from The American Heritage® Dictionary of the English Language, 4th Edition
- n. Knowledge of something private or secret shared between individuals, especially with the implication of approval or consent.
- n. Law A relation between parties that is held to be sufficiently close and direct to support a legal claim on behalf of or against another person with whom this relation exists.
- n. Law A successive or mutual interest in or relationship to the same property.
from Wiktionary, Creative Commons Attribution/Share-Alike License
- n. A divine mystery; something known only to God, or revealed only in holy scriptures.
- n. A private matter, a secret.
- n. Privacy, secrecy.
- n. The genitals.
- n. A relationship between parties seen as being a result of their mutual interest or participation in a given transaction, contract etc.
from the GNU version of the Collaborative International Dictionary of English
- n. Privacy; secrecy; confidence.
- n. Private knowledge; joint knowledge with another of a private concern; cognizance implying consent or concurrence.
- n. A private matter or business; a secret.
- n. The genitals; the privates.
- n. A connection, or bond of union, between parties, as to some particular transaction; mutual or successive relationship to the same rights of property.
from The Century Dictionary and Cyclopedia
- n. Privacy; secrecy; confidence.
- n. Private life; privacy; seclusion.
- n. Intimate relation; intimacy.
- n. That which is to be kept privy or private; a secret; a private matter.
- n. Private knowledge; joint knowledge with another of a private concern, which is often supposed to imply consent or concurrence.
- n. plural The private parts.
- n. In law: That relation between different interests of several persons in the same lands which arises under feudal tenures.
- n. More loosely, since the abrogation of tenure, any joint, separate, or successive interest affecting the same realty is deemed to constitute a privity between the parties in interest.
- n. In the law of obligations, the mutual relationships between contractor and contractee, and either of them and a third person claiming under the contract, which result from the existence of the contract.
- n. In the law of contracts and torts, the legal relation consequent on joint or common knowledge and concurrence, particularly in respect to a breach of contract, a tort, or a wrong.
Descriptiveness is redundant for an individual name; the payoff of this rather strained statutory construction is the addition of a good faith requirement, raising the question whether an individual (or someone in privity with him/her, as also allowed by the statute) can use his/her own name, not as a mark, but still in bad faith.
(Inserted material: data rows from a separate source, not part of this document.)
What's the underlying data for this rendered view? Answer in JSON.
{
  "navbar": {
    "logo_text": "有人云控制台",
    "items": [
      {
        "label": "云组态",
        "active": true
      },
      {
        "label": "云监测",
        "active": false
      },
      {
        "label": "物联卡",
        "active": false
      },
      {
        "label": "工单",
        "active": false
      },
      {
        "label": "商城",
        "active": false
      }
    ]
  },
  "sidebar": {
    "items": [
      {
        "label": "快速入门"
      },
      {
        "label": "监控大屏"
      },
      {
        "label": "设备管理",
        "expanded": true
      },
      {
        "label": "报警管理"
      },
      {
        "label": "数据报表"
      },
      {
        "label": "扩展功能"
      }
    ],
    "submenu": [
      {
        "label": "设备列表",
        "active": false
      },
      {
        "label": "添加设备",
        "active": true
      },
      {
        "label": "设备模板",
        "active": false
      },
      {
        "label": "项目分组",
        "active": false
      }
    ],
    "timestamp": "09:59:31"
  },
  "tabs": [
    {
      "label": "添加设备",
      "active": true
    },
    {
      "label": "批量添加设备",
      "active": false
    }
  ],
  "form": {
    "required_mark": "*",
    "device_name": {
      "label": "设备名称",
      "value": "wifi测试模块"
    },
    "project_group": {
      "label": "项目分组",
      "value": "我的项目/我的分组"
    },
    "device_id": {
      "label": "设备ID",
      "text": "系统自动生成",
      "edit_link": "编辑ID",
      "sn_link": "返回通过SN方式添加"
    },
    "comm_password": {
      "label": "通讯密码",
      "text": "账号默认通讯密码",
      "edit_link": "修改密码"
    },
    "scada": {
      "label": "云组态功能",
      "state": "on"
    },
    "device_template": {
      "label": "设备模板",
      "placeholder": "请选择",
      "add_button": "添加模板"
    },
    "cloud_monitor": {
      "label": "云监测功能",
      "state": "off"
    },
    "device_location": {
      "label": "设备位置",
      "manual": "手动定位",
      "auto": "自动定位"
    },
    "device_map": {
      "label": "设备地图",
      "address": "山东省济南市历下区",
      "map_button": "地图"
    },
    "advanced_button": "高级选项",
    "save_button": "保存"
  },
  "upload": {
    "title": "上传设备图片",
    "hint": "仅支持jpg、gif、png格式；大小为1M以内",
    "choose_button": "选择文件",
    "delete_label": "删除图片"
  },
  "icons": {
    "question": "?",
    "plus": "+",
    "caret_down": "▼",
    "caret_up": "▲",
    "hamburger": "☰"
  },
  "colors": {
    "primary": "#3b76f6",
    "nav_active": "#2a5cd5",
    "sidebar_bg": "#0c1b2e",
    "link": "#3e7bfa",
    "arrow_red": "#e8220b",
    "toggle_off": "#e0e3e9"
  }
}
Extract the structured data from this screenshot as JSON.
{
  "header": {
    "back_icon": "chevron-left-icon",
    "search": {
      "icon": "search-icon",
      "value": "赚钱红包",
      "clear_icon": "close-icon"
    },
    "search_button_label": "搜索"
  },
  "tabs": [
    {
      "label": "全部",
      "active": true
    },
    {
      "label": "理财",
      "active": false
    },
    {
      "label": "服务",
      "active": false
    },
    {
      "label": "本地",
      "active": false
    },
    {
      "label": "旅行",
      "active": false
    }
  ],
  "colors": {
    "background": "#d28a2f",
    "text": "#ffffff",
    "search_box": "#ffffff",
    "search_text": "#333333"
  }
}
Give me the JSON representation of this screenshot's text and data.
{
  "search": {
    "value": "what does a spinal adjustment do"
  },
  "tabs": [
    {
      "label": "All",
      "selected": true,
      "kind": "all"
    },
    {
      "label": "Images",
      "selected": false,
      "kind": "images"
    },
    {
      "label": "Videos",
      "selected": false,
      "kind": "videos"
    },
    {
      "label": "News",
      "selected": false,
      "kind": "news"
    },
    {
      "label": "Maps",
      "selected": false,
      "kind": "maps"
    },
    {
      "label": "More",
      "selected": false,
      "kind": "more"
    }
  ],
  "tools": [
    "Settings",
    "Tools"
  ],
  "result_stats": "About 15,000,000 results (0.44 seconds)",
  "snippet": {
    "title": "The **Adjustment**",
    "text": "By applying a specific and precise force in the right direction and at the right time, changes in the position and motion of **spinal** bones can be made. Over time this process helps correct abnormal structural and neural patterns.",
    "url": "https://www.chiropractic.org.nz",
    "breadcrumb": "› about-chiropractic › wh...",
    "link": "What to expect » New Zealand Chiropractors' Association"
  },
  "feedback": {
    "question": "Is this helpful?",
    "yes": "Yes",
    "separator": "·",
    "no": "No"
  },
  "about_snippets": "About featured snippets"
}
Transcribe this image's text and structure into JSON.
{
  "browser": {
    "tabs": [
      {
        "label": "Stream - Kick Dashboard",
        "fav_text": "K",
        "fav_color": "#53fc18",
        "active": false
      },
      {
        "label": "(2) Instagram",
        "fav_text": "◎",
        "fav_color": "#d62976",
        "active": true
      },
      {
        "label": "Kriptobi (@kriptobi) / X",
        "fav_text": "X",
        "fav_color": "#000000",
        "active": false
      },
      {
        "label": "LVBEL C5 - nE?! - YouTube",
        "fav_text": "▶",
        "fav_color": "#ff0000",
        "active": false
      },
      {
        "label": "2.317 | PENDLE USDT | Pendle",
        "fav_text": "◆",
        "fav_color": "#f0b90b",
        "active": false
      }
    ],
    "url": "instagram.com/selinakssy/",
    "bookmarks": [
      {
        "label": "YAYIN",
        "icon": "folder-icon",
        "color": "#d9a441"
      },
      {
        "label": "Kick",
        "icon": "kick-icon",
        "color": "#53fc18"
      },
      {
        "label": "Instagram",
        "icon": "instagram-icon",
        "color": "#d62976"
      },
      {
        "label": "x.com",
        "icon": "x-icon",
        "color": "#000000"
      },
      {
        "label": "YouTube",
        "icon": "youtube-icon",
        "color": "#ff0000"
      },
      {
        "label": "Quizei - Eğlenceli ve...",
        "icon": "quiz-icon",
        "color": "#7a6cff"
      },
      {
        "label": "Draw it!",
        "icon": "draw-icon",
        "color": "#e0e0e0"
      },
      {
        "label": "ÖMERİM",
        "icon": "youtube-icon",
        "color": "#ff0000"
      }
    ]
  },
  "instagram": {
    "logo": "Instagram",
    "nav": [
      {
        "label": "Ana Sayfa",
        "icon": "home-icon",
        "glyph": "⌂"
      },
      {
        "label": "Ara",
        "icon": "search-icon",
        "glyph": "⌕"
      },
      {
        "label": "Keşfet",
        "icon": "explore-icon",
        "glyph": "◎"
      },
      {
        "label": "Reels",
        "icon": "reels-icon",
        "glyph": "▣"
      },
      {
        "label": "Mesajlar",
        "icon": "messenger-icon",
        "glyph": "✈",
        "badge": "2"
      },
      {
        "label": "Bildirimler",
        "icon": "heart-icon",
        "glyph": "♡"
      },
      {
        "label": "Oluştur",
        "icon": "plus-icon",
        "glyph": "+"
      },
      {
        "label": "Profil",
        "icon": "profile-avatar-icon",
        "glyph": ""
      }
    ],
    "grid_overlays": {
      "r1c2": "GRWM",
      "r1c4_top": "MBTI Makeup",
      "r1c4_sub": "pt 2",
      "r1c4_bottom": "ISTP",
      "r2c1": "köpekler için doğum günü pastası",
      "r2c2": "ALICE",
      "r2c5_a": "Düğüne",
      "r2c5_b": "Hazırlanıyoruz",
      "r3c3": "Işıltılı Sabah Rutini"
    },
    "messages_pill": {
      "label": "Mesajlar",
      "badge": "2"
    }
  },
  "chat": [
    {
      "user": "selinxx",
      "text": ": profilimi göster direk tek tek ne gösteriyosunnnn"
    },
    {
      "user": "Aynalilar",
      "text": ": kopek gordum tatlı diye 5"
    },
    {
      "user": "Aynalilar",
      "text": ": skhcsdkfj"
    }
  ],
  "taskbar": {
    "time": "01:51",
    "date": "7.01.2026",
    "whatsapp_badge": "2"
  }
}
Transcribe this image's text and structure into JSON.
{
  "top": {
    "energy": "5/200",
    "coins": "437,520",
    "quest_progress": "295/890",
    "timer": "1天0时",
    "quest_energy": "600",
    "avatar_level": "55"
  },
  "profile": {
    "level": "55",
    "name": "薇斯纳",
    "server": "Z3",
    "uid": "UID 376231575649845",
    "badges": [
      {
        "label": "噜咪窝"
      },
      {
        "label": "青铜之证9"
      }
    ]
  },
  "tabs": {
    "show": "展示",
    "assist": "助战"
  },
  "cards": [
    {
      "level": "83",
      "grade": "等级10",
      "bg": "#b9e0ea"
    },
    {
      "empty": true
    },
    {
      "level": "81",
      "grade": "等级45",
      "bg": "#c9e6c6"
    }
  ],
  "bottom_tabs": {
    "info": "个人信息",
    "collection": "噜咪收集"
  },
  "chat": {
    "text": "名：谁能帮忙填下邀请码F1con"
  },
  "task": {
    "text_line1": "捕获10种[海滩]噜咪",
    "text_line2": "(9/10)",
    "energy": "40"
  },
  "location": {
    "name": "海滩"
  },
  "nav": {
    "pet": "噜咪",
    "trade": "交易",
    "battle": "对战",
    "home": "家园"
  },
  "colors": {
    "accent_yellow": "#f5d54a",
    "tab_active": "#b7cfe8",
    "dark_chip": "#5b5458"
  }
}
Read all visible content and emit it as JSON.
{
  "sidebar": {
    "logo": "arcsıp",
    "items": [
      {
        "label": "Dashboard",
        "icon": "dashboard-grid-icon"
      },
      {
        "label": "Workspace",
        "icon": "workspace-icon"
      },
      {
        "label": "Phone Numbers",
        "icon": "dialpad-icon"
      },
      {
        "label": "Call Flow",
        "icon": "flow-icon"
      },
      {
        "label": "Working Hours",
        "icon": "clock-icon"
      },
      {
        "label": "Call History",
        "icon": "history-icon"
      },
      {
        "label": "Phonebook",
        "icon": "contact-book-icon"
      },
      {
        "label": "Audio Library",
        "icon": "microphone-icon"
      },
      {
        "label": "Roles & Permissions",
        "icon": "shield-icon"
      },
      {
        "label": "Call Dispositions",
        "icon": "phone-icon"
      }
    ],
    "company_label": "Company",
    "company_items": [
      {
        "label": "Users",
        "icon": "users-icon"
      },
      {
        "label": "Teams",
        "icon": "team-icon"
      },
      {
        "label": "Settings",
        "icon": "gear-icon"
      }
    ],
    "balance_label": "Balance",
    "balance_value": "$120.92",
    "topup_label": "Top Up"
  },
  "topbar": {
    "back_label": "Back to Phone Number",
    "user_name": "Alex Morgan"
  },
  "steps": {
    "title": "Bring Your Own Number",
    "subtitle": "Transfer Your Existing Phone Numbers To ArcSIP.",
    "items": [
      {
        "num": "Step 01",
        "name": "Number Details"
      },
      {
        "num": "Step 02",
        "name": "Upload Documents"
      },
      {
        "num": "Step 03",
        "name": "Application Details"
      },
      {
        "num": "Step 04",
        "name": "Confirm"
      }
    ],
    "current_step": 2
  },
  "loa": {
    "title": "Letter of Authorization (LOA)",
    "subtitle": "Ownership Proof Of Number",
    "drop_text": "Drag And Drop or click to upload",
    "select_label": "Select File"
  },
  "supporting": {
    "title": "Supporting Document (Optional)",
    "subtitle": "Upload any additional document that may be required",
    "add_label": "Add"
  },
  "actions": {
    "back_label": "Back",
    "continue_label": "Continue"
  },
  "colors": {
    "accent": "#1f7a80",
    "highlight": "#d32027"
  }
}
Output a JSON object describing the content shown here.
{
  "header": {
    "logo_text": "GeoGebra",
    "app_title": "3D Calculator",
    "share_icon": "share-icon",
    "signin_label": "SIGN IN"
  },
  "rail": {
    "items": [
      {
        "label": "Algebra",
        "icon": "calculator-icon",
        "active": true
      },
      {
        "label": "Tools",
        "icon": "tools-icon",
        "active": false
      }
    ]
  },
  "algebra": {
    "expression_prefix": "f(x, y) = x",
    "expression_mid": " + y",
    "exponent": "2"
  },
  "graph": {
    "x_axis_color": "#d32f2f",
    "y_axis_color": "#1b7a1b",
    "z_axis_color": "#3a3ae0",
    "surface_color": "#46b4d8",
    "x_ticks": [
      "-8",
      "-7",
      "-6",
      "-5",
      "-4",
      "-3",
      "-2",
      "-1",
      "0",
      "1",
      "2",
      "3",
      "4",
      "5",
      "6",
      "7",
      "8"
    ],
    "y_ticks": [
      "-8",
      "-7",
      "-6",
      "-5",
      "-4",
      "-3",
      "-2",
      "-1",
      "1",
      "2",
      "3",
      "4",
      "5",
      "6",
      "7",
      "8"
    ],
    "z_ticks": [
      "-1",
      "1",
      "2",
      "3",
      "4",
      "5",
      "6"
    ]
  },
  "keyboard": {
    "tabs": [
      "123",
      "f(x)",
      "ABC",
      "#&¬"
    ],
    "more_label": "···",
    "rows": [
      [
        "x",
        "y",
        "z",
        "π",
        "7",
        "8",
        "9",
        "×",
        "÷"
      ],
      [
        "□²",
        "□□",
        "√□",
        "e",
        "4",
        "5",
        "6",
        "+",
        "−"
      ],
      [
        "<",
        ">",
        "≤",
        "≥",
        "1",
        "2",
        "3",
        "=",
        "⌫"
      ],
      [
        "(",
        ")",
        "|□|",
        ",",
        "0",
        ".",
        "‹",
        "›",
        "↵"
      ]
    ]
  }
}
For example, a bailbondsman who acts as a bounty hunter vis a client who skipped jail is not considered a state actor and is not subject any of the provisions of constitutional criminal procedure that would otherwise apply, nor is someone working for a bounty to apprehend a criminal at large with whom the bounty hunter is not in privity, nor it the repo man (even if acting pursuant to a court order obtained in advance authorizing the seizure).
As for privity, the court found that Florida law was a “moving target,” filled with inconsistencies, and there’s no settled rule for whether privity is required to recover economic losses for breach of express warranty.
Wrigley argued that the plaintiff made only conclusory allegations of damage that couldn’t support her state-law consumer protection claim, and that her claim for breach of express warranty failed because she wasn’t in privity with Wrigley and because she failed to allege a legally cognizable injury.
MetroPCS argued that there was no evidence that the handsets it reflashed were from people in privity with Virgin, rather than from people who’d already bought the handsets on the secondary market.
The first important idea was the notion of privity, which meant that you only could sue someone who directly affected you.
So-called privity laws prohibiting similar suits against attorneys are in effect in
My real crime is an amorous connection with his wife for a considerable time, with his privity and connivance, if not originally brought on by a combination between the husband and wife with the design to extort money from me.
Examining the caselaw, as well as instructive precedent from other states, the court concluded that privity was not required where, as here, the alleged warranty was express; this is a matter of fairness given that the manufacturer who makes express warranties is in the best position to know the facts.
Unduly emphasizing the fact that the false marking statute requires neither privity nor injury on the part of the party bringing suit, ignores the culpability of the party who has falsely marked their innovation – harming both the patent system and the public.